By Cynthia Bujnicki
The Salem Witch Trial’s took Violet’s mother away, She can’t let go of the past, of the harm, of the hatred and feat that still lingers in the air. Filled with rage and anger, Violet joins Tammy Younger and Elizabeth Prince, two girls who’re also seeking vengeance after the aftermath. But when harm starts to befall the people of Salem, Violet embarks on a journey of forgiveness
Published by Yellow Jacket/Little Bee Books Only the Stars Know Her Name: Salem’s Lost Story of Tituba’s Daughter by Amanda Marrone is a tale of finding forgiveness in a time when fear inspired hatred and persecution.
A fascinating novel that not only follows the aftermath of the Salem Witch Trials but also gives a voice to a person lost to history.
Little is known about Violet Indian, daughter of Tituba, the first to be accused of witchcraft and the first to confess and name co-conspirators. This novel follows Violet during the aftermath of the trials, leaving her an orphan slave, a practice too horrifying common during these dark times. It is a tale that follows the Salem hysteria aftermath, giving insight into the world for young readers to understand how much hate and fear and control a body of people. This makes for a compelling read as well as an important one for young readers in helping them understand today’s socially divided climate.

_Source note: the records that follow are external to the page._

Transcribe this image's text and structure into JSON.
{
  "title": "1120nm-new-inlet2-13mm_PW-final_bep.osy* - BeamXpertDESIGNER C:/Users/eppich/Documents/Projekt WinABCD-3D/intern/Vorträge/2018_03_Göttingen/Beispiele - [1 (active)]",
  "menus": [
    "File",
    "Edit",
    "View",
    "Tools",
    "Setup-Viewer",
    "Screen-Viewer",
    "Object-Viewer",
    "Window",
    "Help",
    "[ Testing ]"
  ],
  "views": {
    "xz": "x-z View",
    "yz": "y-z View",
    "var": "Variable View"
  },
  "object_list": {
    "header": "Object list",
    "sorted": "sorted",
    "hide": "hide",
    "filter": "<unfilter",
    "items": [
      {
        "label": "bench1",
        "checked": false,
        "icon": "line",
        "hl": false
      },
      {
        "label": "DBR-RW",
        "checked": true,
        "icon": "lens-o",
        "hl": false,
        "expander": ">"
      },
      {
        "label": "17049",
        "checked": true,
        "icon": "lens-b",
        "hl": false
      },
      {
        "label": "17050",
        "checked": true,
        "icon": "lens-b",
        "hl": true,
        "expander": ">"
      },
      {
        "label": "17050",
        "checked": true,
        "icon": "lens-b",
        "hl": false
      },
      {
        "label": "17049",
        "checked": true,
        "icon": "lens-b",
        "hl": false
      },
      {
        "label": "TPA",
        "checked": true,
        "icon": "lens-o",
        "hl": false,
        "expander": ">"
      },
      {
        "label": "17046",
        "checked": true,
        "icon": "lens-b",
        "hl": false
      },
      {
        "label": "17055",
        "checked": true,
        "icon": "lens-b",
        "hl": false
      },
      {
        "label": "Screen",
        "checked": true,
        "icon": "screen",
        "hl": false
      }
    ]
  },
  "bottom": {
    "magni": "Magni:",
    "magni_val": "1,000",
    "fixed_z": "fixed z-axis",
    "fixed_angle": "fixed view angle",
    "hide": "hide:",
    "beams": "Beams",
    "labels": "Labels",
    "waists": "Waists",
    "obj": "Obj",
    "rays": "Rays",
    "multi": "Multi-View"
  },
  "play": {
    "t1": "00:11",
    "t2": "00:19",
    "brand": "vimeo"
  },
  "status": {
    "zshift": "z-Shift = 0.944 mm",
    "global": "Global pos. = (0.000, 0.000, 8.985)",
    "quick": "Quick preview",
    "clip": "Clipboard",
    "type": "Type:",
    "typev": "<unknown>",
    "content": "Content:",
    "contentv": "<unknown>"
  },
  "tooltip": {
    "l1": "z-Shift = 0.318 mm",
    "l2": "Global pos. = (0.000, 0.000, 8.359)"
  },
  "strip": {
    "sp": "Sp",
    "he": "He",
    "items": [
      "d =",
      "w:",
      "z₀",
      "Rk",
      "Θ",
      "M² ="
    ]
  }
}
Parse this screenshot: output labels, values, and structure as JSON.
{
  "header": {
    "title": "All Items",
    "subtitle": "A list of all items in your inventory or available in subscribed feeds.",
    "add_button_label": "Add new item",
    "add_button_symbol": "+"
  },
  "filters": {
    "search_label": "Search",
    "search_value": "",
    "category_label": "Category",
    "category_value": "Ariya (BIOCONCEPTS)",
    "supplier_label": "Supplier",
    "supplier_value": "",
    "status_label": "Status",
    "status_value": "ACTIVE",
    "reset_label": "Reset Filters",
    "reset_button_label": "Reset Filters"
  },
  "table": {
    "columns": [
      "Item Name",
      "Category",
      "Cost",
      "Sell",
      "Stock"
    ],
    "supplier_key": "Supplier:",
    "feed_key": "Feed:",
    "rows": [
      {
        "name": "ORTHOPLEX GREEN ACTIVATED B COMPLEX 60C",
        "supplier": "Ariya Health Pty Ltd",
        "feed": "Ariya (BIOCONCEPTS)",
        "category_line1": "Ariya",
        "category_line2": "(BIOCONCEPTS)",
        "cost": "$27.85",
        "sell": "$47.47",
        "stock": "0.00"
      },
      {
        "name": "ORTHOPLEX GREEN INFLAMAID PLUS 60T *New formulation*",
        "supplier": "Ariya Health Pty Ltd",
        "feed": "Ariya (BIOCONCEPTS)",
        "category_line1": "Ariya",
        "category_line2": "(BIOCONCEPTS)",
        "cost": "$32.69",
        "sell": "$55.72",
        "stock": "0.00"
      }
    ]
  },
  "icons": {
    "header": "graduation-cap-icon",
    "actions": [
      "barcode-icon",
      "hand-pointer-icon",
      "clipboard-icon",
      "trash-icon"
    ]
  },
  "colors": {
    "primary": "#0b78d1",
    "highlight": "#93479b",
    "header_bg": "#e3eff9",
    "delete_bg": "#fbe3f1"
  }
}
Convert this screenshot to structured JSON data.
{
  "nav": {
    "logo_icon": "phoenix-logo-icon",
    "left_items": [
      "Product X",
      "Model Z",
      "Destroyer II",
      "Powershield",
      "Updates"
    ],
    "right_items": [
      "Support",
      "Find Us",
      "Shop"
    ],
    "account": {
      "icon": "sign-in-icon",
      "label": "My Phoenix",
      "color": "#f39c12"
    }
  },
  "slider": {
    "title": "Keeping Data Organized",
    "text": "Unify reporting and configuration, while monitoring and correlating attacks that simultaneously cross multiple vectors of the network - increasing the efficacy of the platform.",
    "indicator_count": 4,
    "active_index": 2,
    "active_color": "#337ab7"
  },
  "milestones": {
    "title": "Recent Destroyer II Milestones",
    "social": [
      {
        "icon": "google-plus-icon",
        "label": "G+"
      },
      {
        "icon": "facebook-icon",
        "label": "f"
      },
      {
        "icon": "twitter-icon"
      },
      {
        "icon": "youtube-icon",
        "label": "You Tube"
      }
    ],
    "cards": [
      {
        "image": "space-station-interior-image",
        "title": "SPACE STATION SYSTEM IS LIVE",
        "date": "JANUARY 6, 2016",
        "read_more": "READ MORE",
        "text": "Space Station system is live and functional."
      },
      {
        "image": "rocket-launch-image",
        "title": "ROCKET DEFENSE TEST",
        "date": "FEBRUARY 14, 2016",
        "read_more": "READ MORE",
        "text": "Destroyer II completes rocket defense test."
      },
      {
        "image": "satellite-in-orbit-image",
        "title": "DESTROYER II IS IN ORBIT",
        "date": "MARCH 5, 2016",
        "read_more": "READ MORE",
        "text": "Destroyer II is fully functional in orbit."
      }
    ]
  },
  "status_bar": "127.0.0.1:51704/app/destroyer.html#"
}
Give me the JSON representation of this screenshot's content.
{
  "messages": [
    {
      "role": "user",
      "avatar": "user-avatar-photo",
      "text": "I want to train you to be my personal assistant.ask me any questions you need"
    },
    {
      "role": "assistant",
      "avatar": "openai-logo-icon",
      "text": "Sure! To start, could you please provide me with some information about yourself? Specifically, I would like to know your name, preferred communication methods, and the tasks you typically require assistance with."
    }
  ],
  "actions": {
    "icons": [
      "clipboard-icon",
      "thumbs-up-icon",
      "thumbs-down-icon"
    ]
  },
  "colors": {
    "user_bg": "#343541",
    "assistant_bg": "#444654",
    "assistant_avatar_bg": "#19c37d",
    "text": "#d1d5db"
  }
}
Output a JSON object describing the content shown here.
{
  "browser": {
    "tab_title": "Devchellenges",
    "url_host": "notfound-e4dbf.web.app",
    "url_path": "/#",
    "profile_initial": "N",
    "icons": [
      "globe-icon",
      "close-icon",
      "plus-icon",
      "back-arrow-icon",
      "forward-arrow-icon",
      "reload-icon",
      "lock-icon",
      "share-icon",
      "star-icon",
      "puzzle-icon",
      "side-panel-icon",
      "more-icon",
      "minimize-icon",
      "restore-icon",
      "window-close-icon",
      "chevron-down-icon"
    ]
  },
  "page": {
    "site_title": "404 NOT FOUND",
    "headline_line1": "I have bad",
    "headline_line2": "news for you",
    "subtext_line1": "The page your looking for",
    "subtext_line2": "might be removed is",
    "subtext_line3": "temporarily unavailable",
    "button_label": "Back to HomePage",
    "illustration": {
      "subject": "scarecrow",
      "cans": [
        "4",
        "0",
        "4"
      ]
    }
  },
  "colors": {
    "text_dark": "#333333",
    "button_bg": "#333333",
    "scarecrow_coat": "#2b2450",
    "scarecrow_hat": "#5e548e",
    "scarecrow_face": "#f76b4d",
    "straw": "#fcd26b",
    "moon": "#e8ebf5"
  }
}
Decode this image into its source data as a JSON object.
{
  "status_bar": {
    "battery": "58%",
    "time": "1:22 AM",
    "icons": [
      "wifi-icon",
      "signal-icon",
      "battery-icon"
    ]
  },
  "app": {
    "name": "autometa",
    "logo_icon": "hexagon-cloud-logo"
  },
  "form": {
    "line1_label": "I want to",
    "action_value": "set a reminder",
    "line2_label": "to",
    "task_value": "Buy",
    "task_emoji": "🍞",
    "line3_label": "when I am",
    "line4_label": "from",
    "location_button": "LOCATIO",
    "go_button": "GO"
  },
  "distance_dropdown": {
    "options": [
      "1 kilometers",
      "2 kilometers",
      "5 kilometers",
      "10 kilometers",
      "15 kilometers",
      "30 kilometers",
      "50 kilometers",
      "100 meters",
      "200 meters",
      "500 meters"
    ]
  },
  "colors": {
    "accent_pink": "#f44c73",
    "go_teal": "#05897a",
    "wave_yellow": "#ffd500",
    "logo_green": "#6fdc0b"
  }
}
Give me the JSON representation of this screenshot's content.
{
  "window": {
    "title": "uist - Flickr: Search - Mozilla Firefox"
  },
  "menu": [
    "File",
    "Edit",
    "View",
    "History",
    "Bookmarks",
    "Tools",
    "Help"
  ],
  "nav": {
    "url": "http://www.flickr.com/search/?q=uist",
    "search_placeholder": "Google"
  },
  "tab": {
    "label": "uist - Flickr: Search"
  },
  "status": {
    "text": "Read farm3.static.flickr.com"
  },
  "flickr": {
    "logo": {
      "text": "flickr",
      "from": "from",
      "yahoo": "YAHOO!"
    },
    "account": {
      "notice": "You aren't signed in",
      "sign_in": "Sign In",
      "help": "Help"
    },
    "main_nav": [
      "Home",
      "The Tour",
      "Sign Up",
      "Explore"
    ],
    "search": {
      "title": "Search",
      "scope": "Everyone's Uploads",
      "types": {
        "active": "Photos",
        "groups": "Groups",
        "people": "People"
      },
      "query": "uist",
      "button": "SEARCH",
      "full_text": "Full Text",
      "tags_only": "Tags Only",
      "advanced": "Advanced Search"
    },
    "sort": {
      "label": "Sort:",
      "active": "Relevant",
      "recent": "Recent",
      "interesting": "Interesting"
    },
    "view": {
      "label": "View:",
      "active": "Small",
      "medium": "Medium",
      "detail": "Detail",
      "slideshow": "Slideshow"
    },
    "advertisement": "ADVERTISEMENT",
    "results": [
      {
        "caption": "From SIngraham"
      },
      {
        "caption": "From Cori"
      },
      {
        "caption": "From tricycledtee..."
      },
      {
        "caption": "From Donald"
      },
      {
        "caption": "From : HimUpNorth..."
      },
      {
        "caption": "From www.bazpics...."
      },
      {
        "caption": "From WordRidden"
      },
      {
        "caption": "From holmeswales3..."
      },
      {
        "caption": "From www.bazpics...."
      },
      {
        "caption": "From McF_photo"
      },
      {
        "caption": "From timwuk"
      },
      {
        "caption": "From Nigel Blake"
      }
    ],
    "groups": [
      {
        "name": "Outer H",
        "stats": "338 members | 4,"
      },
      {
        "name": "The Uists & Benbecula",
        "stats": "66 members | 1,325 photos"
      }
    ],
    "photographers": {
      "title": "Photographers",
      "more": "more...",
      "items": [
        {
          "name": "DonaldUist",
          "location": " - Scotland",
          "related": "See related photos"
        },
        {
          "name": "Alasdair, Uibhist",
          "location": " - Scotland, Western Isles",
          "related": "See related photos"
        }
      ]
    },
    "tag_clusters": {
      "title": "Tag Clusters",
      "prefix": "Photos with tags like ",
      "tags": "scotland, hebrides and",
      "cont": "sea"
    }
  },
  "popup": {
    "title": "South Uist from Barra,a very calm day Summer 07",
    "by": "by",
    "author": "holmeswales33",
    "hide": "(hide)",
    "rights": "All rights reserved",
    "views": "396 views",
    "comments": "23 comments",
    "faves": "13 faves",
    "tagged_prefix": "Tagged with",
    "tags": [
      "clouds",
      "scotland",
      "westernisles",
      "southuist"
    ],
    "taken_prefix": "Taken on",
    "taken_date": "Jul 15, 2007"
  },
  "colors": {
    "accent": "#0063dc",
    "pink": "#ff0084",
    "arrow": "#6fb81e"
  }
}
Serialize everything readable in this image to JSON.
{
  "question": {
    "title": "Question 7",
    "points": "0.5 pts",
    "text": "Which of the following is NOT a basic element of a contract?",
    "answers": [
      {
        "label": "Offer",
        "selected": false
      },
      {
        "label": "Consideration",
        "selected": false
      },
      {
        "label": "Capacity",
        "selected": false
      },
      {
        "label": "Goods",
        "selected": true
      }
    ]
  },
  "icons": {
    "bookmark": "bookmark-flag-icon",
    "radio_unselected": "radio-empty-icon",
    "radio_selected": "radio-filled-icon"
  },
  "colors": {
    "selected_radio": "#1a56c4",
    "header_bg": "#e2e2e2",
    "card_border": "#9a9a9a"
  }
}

For Violet, the Salem Witch Trials turned her life upside down. Betty and Abigail, although they were her “masters,” were her friends. By establishing these dynamics, This shows how racism is taught, not inherited. Moreover, for her newfound friends, Violet is a means to power and revenge. Violet falls into the same trap the people of Salem fell into, the trap of letting hatred blind. However, with the power she has, she learns not to let it blind her. Violet learns, and through learning goes on this powerful journey of forgiveness and acceptance.
Appropriate for young readers, this story shows how society should not discriminate or give in to fear and hatred, to everything that breeds social conflict. It teaches the lesson that racism is taught and that the best way to go through life is not by living in fear or in that darkness, but instead through love and forgiveness. Violet goes on this journey, emotionally and mentally, sending a powerful message to young readers. The historical context additionally gives the message depth and furthermore shows the dangers of mass hysteria and giving in to fear and hatred while also resonating with the world today, making it a truly remarkable and relatable read. (★★★★☆)